* Instructions to follow *
When you reproduce these records, keep every word exactly and drop the images.

[Website and app data records]
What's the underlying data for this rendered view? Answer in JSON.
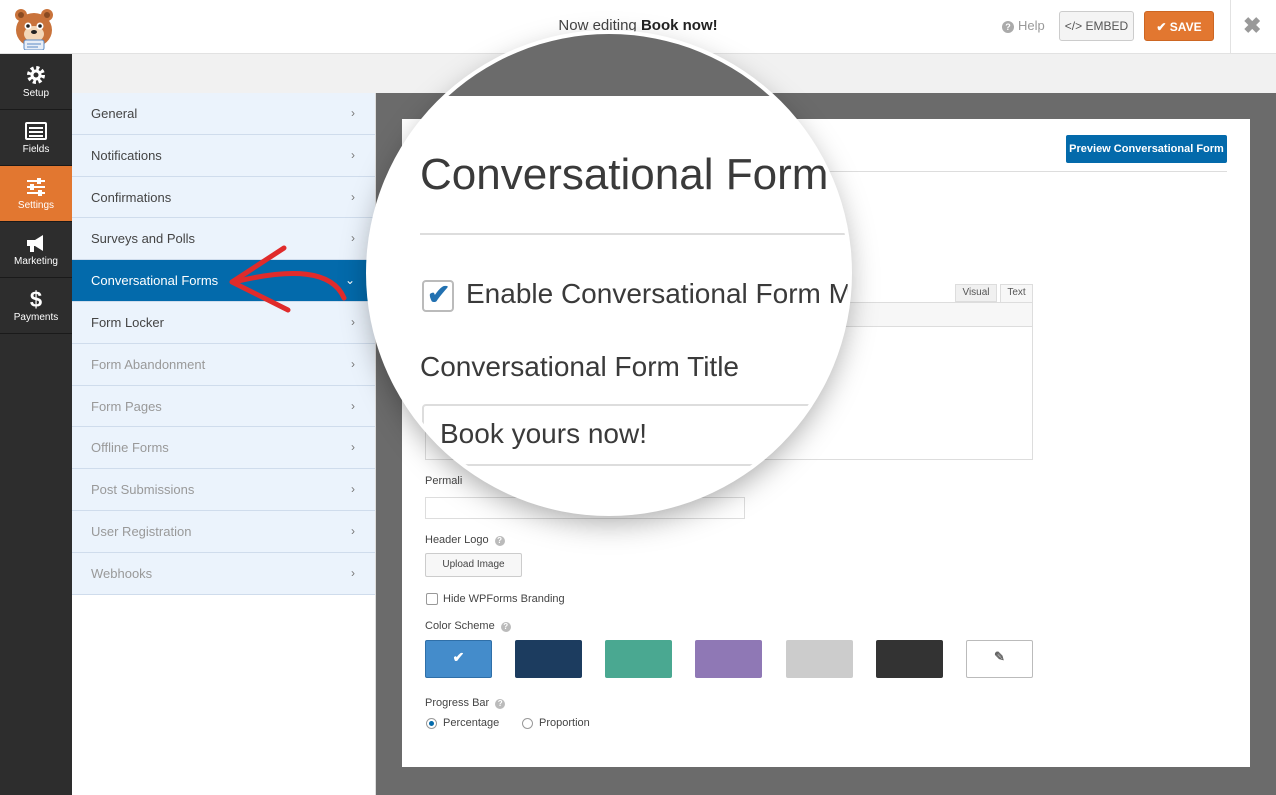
{
  "header": {
    "editing_prefix": "Now editing",
    "form_name": "Book now!",
    "help_label": "Help",
    "embed_label": "EMBED",
    "save_label": "SAVE",
    "close_glyph": "✖"
  },
  "iconbar": {
    "items": [
      {
        "label": "Setup",
        "icon": "gear-icon"
      },
      {
        "label": "Fields",
        "icon": "fields-icon"
      },
      {
        "label": "Settings",
        "icon": "sliders-icon",
        "active": true
      },
      {
        "label": "Marketing",
        "icon": "megaphone-icon"
      },
      {
        "label": "Payments",
        "icon": "dollar-icon"
      }
    ]
  },
  "settings_panel": {
    "items": [
      {
        "label": "General"
      },
      {
        "label": "Notifications"
      },
      {
        "label": "Confirmations"
      },
      {
        "label": "Surveys and Polls"
      },
      {
        "label": "Conversational Forms",
        "active": true
      },
      {
        "label": "Form Locker"
      },
      {
        "label": "Form Abandonment"
      },
      {
        "label": "Form Pages"
      },
      {
        "label": "Offline Forms"
      },
      {
        "label": "Post Submissions"
      },
      {
        "label": "User Registration"
      },
      {
        "label": "Webhooks"
      }
    ]
  },
  "content": {
    "preview_button": "Preview Conversational Form",
    "editor_tab_visual": "Visual",
    "editor_tab_text": "Text",
    "permalink_label": "Permali",
    "header_logo_label": "Header Logo",
    "upload_image_label": "Upload Image",
    "hide_branding_label": "Hide WPForms Branding",
    "color_scheme_label": "Color Scheme",
    "color_swatches": [
      "#448ccb",
      "#1c3c5f",
      "#4aa891",
      "#8f78b5",
      "#cccccc",
      "#333333"
    ],
    "selected_swatch_check": "✔",
    "picker_glyph": "✎",
    "progress_bar_label": "Progress Bar",
    "progress_options": [
      "Percentage",
      "Proportion"
    ],
    "progress_selected": "Percentage"
  },
  "magnifier": {
    "section_title": "Conversational Form",
    "enable_label": "Enable Conversational Form M",
    "enable_checked": true,
    "field_title_label": "Conversational Form Title",
    "field_title_value": "Book yours now!"
  },
  "colors": {
    "accent_orange": "#e27730",
    "accent_blue": "#036aab",
    "sidebar_dark": "#2d2d2d",
    "arrow_red": "#e02b2b"
  }
}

* Expected answer *
What's the underlying data for this rendered view? Answer in JSON.
{
  "header": {
    "editing_prefix": "Now editing",
    "form_name": "Book now!",
    "help_label": "Help",
    "embed_label": "EMBED",
    "save_label": "SAVE",
    "close_glyph": "✖"
  },
  "iconbar": {
    "items": [
      {
        "label": "Setup",
        "icon": "gear-icon"
      },
      {
        "label": "Fields",
        "icon": "fields-icon"
      },
      {
        "label": "Settings",
        "icon": "sliders-icon",
        "active": true
      },
      {
        "label": "Marketing",
        "icon": "megaphone-icon"
      },
      {
        "label": "Payments",
        "icon": "dollar-icon"
      }
    ]
  },
  "settings_panel": {
    "items": [
      {
        "label": "General"
      },
      {
        "label": "Notifications"
      },
      {
        "label": "Confirmations"
      },
      {
        "label": "Surveys and Polls"
      },
      {
        "label": "Conversational Forms",
        "active": true
      },
      {
        "label": "Form Locker"
      },
      {
        "label": "Form Abandonment"
      },
      {
        "label": "Form Pages"
      },
      {
        "label": "Offline Forms"
      },
      {
        "label": "Post Submissions"
      },
      {
        "label": "User Registration"
      },
      {
        "label": "Webhooks"
      }
    ]
  },
  "content": {
    "preview_button": "Preview Conversational Form",
    "editor_tab_visual": "Visual",
    "editor_tab_text": "Text",
    "permalink_label": "Permali",
    "header_logo_label": "Header Logo",
    "upload_image_label": "Upload Image",
    "hide_branding_label": "Hide WPForms Branding",
    "color_scheme_label": "Color Scheme",
    "color_swatches": [
      "#448ccb",
      "#1c3c5f",
      "#4aa891",
      "#8f78b5",
      "#cccccc",
      "#333333"
    ],
    "selected_swatch_check": "✔",
    "picker_glyph": "✎",
    "progress_bar_label": "Progress Bar",
    "progress_options": [
      "Percentage",
      "Proportion"
    ],
    "progress_selected": "Percentage"
  },
  "magnifier": {
    "section_title": "Conversational Form",
    "enable_label": "Enable Conversational Form M",
    "enable_checked": true,
    "field_title_label": "Conversational Form Title",
    "field_title_value": "Book yours now!"
  },
  "colors": {
    "accent_orange": "#e27730",
    "accent_blue": "#036aab",
    "sidebar_dark": "#2d2d2d",
    "arrow_red": "#e02b2b"
  }
}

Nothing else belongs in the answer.